** Opening MATERIAL SUPPLIED block **
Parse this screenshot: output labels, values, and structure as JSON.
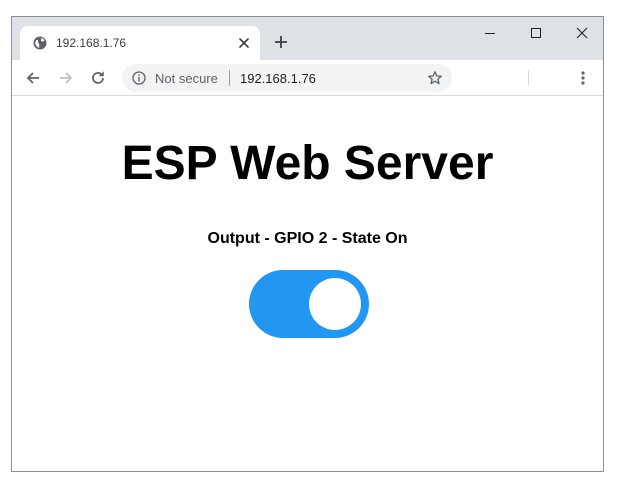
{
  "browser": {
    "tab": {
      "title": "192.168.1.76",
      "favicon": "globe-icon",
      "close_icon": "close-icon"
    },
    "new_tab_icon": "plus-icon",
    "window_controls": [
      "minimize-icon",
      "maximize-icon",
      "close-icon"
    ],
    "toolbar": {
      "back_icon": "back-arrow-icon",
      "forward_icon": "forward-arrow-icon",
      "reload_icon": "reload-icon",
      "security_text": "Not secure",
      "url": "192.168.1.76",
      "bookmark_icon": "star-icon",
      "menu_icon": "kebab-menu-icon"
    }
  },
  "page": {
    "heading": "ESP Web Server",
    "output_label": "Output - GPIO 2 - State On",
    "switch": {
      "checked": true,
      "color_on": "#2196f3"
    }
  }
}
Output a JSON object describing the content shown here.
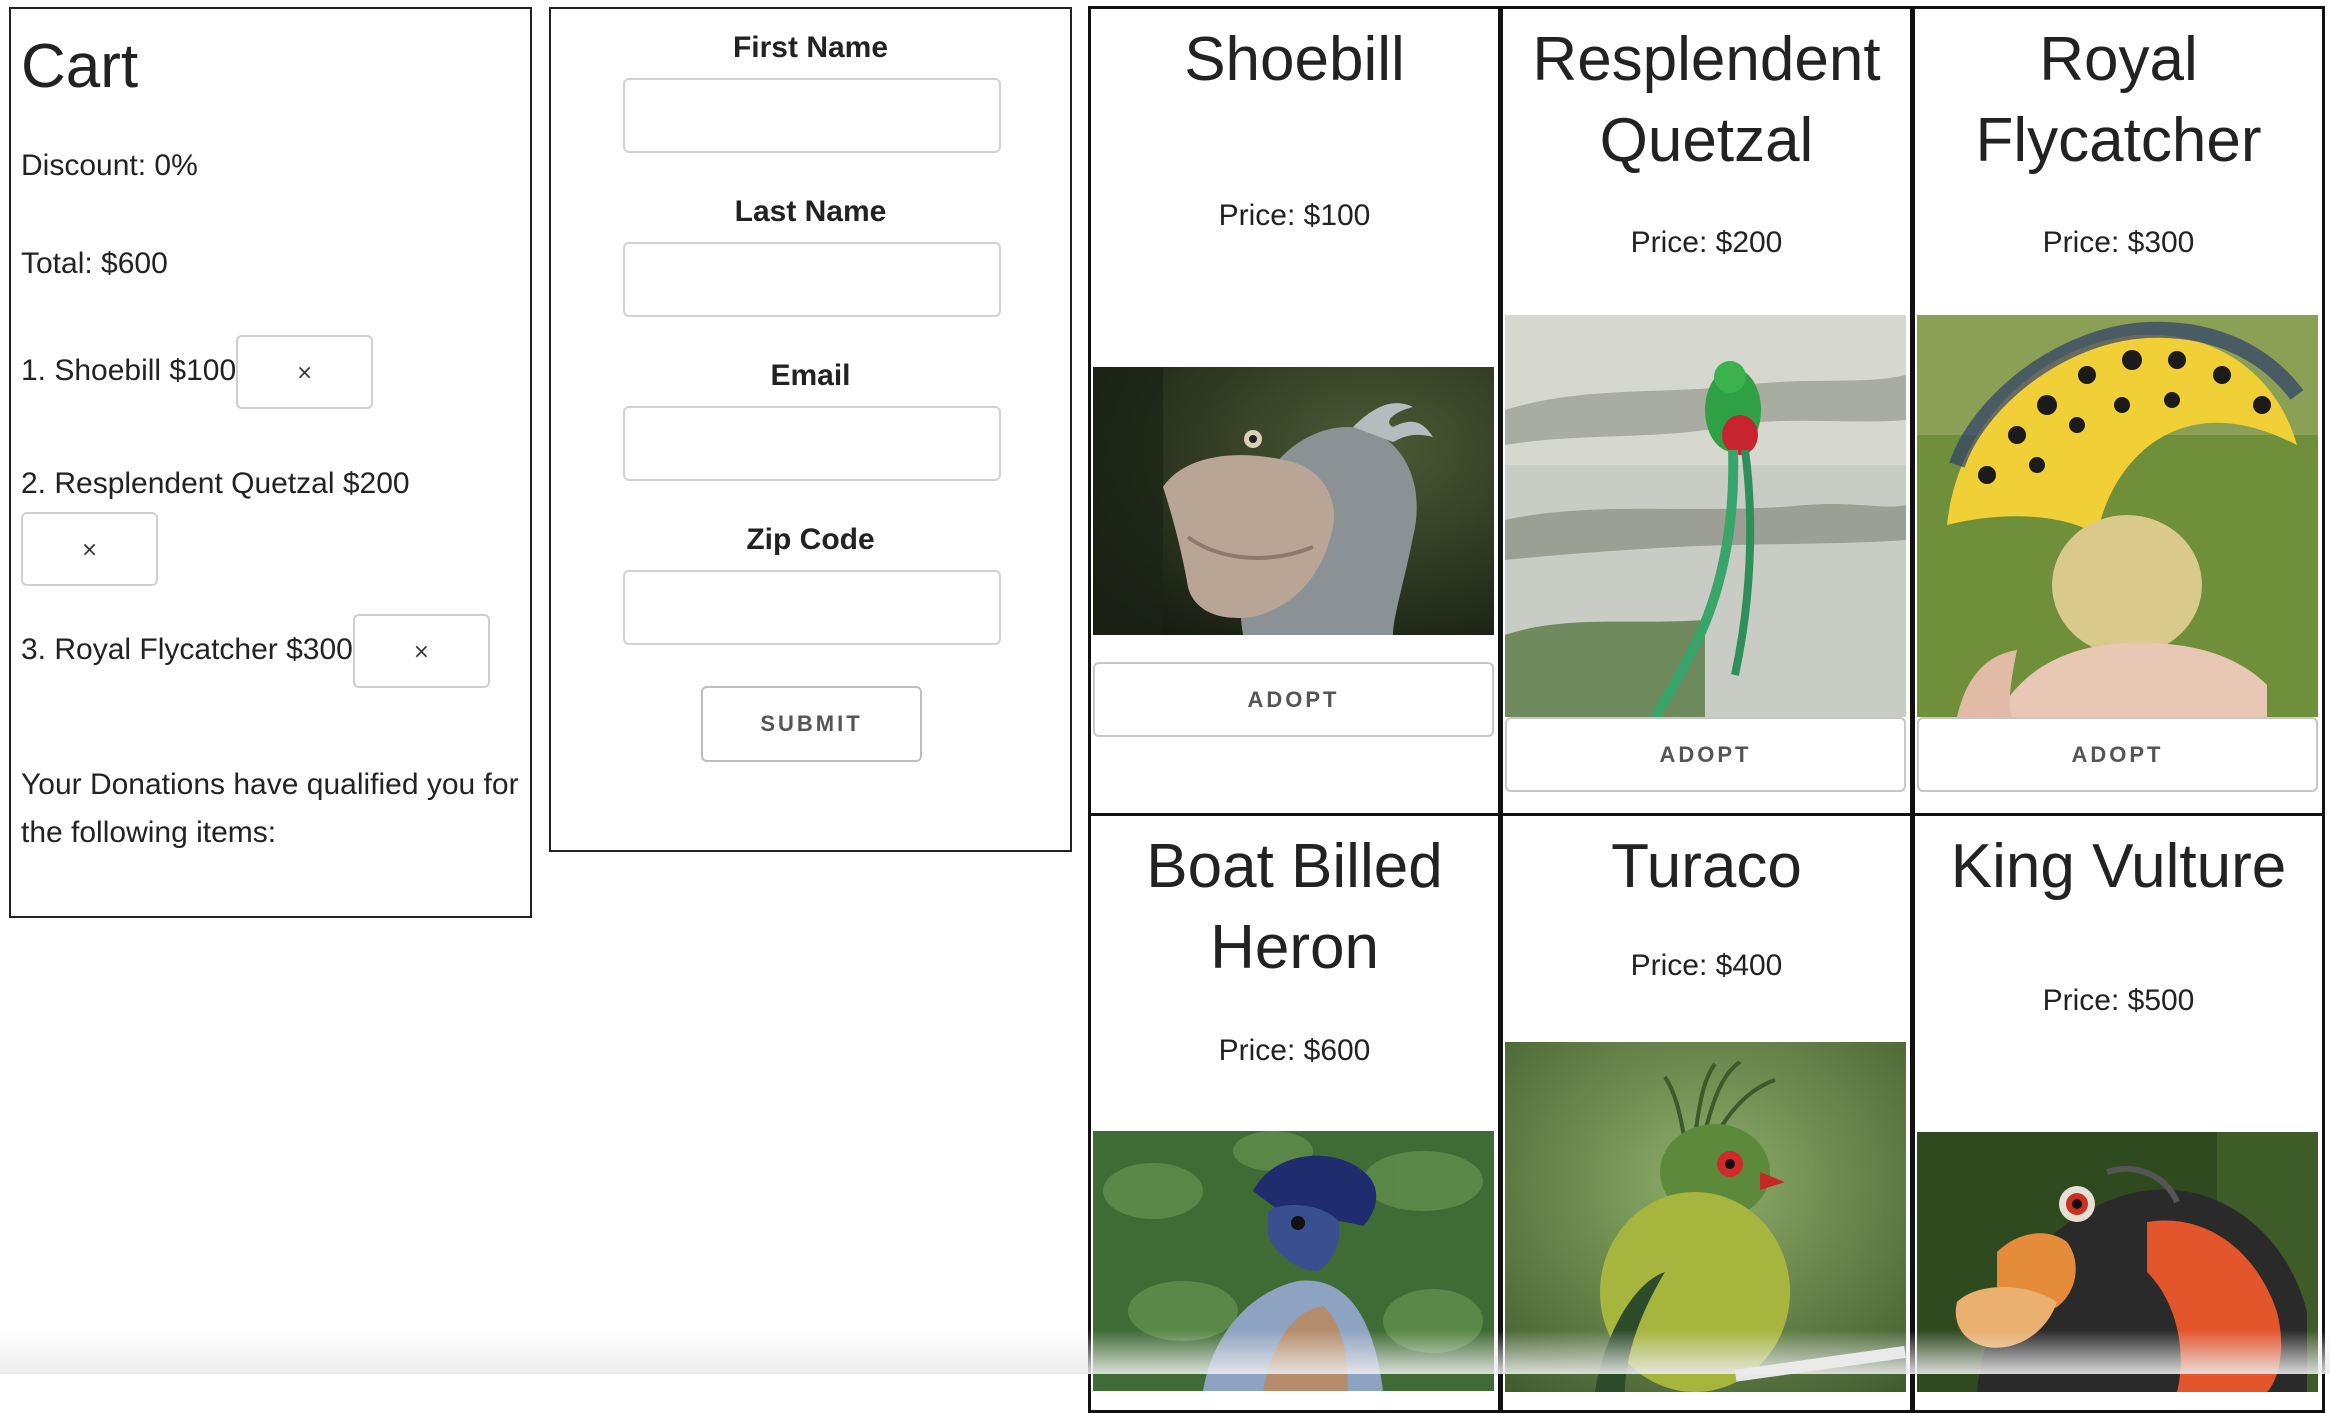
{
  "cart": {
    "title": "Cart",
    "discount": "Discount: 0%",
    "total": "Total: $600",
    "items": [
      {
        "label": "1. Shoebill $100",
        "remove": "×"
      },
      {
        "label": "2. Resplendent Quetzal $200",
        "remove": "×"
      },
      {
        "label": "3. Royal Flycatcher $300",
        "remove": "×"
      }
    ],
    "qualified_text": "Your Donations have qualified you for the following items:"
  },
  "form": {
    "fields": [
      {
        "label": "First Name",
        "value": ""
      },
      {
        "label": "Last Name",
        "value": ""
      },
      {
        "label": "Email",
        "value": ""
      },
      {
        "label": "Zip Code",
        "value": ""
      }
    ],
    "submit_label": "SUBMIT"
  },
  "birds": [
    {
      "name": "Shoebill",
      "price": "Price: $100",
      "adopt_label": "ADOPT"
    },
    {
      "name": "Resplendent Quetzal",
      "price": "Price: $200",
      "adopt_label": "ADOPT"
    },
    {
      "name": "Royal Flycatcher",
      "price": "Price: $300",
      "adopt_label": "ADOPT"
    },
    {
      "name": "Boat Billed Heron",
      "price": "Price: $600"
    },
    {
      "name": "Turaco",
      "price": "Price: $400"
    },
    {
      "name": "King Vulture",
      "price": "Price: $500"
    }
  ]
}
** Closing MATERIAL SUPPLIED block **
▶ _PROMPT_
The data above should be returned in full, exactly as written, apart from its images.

▶ _WRITTEN ANSWER_
Parse this screenshot: output labels, values, and structure as JSON.
{
  "browser": {
    "tab": {
      "title": "192.168.1.76",
      "favicon": "globe-icon",
      "close_icon": "close-icon"
    },
    "new_tab_icon": "plus-icon",
    "window_controls": [
      "minimize-icon",
      "maximize-icon",
      "close-icon"
    ],
    "toolbar": {
      "back_icon": "back-arrow-icon",
      "forward_icon": "forward-arrow-icon",
      "reload_icon": "reload-icon",
      "security_text": "Not secure",
      "url": "192.168.1.76",
      "bookmark_icon": "star-icon",
      "menu_icon": "kebab-menu-icon"
    }
  },
  "page": {
    "heading": "ESP Web Server",
    "output_label": "Output - GPIO 2 - State On",
    "switch": {
      "checked": true,
      "color_on": "#2196f3"
    }
  }
}
Output a JSON object describing the content shown here.
{
  "cart": {
    "title": "Cart",
    "discount": "Discount: 0%",
    "total": "Total: $600",
    "items": [
      {
        "label": "1. Shoebill $100",
        "remove": "×"
      },
      {
        "label": "2. Resplendent Quetzal $200",
        "remove": "×"
      },
      {
        "label": "3. Royal Flycatcher $300",
        "remove": "×"
      }
    ],
    "qualified_text": "Your Donations have qualified you for the following items:"
  },
  "form": {
    "fields": [
      {
        "label": "First Name",
        "value": ""
      },
      {
        "label": "Last Name",
        "value": ""
      },
      {
        "label": "Email",
        "value": ""
      },
      {
        "label": "Zip Code",
        "value": ""
      }
    ],
    "submit_label": "SUBMIT"
  },
  "birds": [
    {
      "name": "Shoebill",
      "price": "Price: $100",
      "adopt_label": "ADOPT"
    },
    {
      "name": "Resplendent Quetzal",
      "price": "Price: $200",
      "adopt_label": "ADOPT"
    },
    {
      "name": "Royal Flycatcher",
      "price": "Price: $300",
      "adopt_label": "ADOPT"
    },
    {
      "name": "Boat Billed Heron",
      "price": "Price: $600"
    },
    {
      "name": "Turaco",
      "price": "Price: $400"
    },
    {
      "name": "King Vulture",
      "price": "Price: $500"
    }
  ]
}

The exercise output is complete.